**Problem description:** Look through the data below and show every line that includes "text".

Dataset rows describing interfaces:
──────────────────────────────

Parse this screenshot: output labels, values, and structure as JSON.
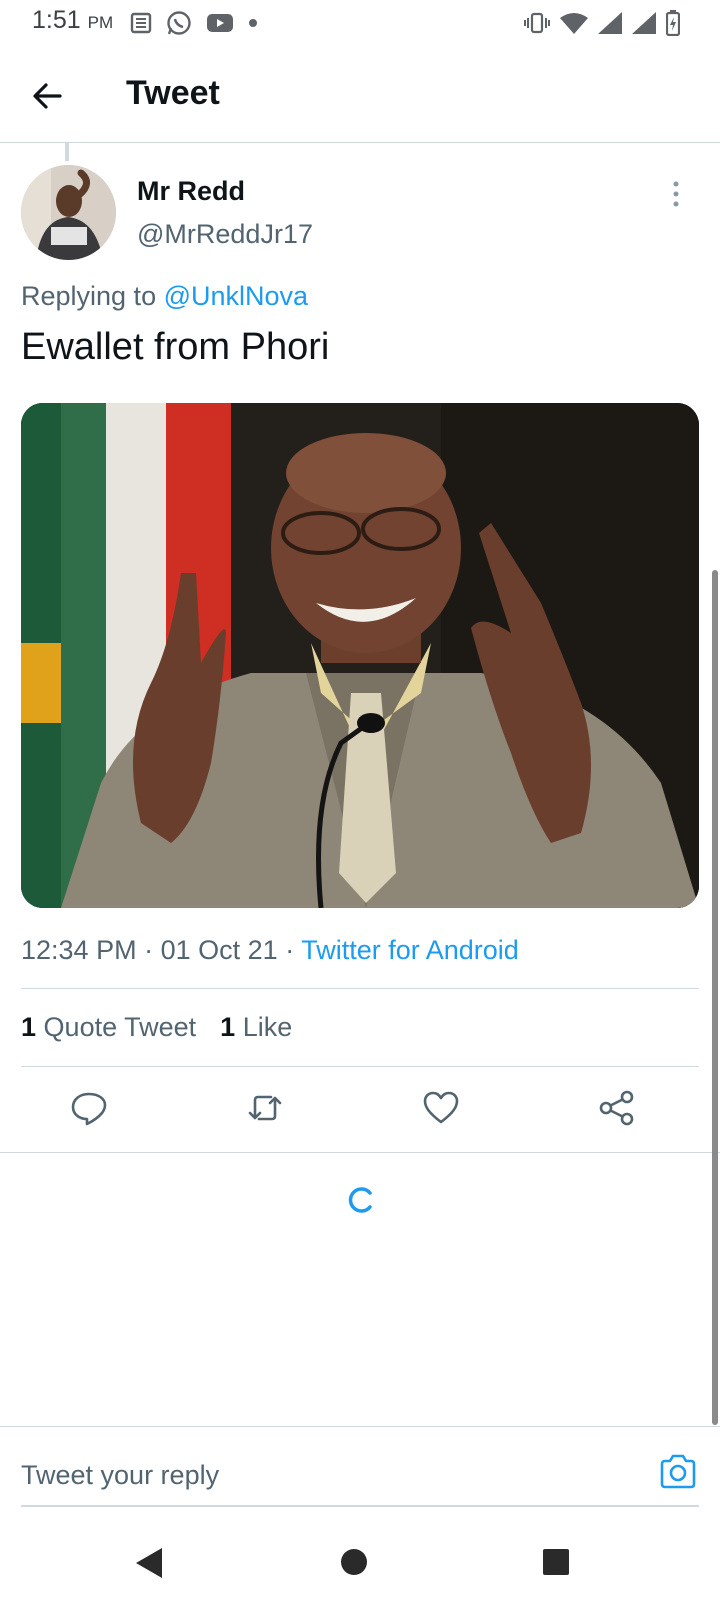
{
  "status_bar": {
    "time": "1:51",
    "ampm": "PM"
  },
  "header": {
    "title": "Tweet"
  },
  "tweet": {
    "author_name": "Mr Redd",
    "author_handle": "@MrReddJr17",
    "replying_to_prefix": "Replying to",
    "replying_to_handle": "@UnklNova",
    "text": "Ewallet from Phori",
    "time": "12:34 PM",
    "date": "01 Oct 21",
    "source": "Twitter for Android",
    "stats": {
      "quote_count": "1",
      "quote_label": "Quote Tweet",
      "like_count": "1",
      "like_label": "Like"
    }
  },
  "reply": {
    "placeholder": "Tweet your reply"
  },
  "colors": {
    "accent": "#1d9bf0",
    "text": "#0f1419",
    "secondary": "#536471",
    "divider": "#cfd9de"
  },
  "icons": [
    "back-arrow-icon",
    "more-vertical-icon",
    "reply-icon",
    "retweet-icon",
    "like-icon",
    "share-icon",
    "camera-icon",
    "loading-spinner-icon"
  ]
}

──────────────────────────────

**Exercise result:**
    "text": "Ewallet from Phori",
    "text": "#0f1419",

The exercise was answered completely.